**Listed entries:**
⁂

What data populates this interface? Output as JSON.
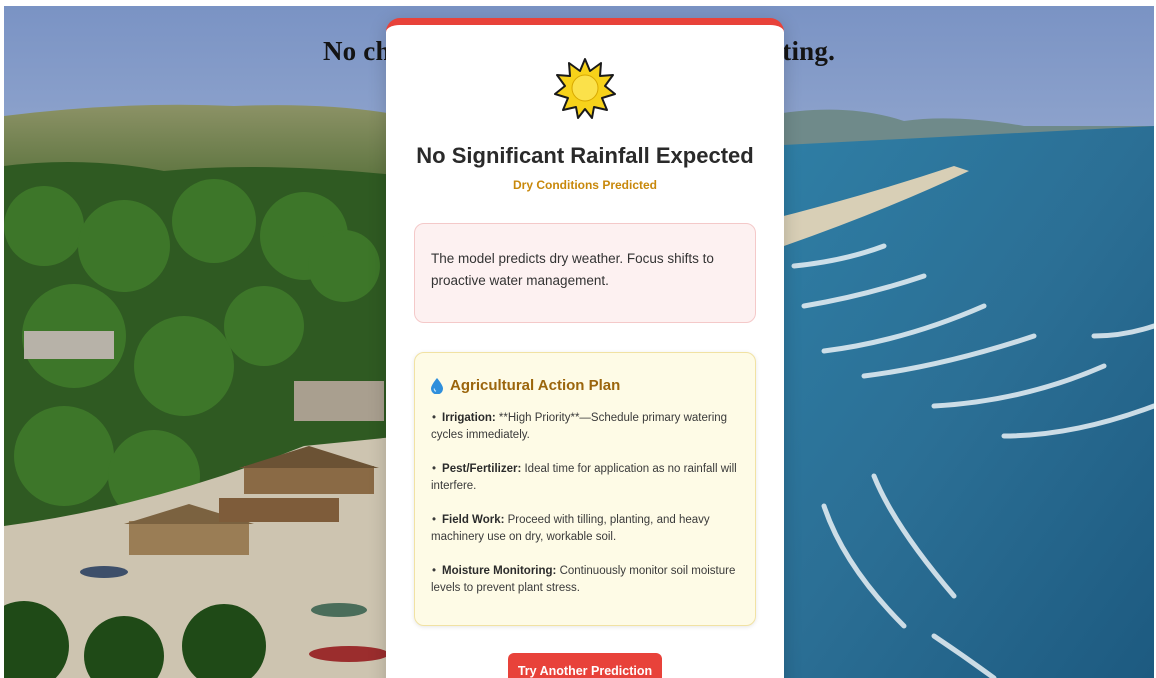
{
  "page": {
    "headline": "No chances of rain hence enjoy your outing."
  },
  "card": {
    "accent_color": "#e8423a",
    "icon": "sun-icon",
    "title": "No Significant Rainfall Expected",
    "subtitle": "Dry Conditions Predicted",
    "summary": "The model predicts dry weather. Focus shifts to proactive water management.",
    "plan": {
      "icon": "water-drop-icon",
      "title": "Agricultural Action Plan",
      "items": [
        {
          "label": "Irrigation:",
          "text": " **High Priority**—Schedule primary watering cycles immediately."
        },
        {
          "label": "Pest/Fertilizer:",
          "text": " Ideal time for application as no rainfall will interfere."
        },
        {
          "label": "Field Work:",
          "text": " Proceed with tilling, planting, and heavy machinery use on dry, workable soil."
        },
        {
          "label": "Moisture Monitoring:",
          "text": " Continuously monitor soil moisture levels to prevent plant stress."
        }
      ]
    },
    "button_label": "Try Another Prediction"
  }
}
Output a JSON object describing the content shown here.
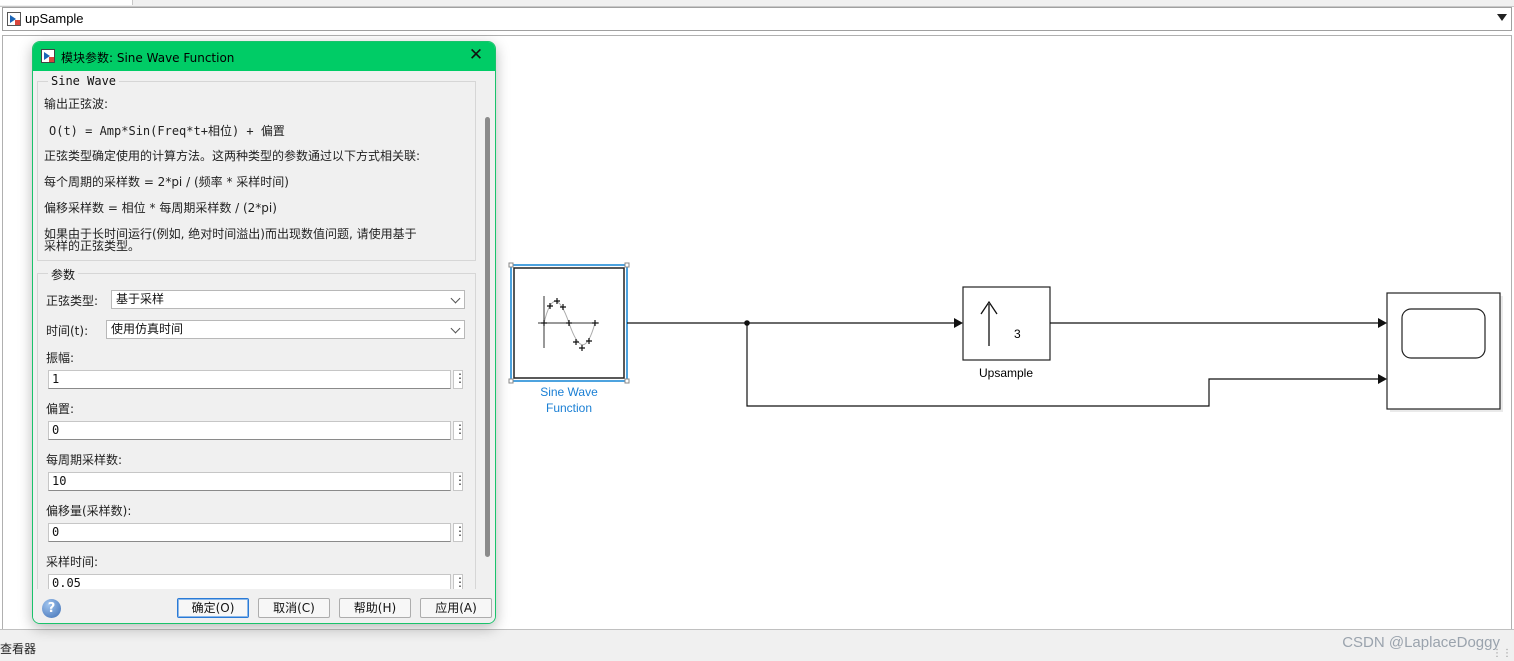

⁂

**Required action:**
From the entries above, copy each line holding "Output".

**Answer for the task:**
What data populates this interface? Output as JSON.
Output a JSON object describing the content shown here.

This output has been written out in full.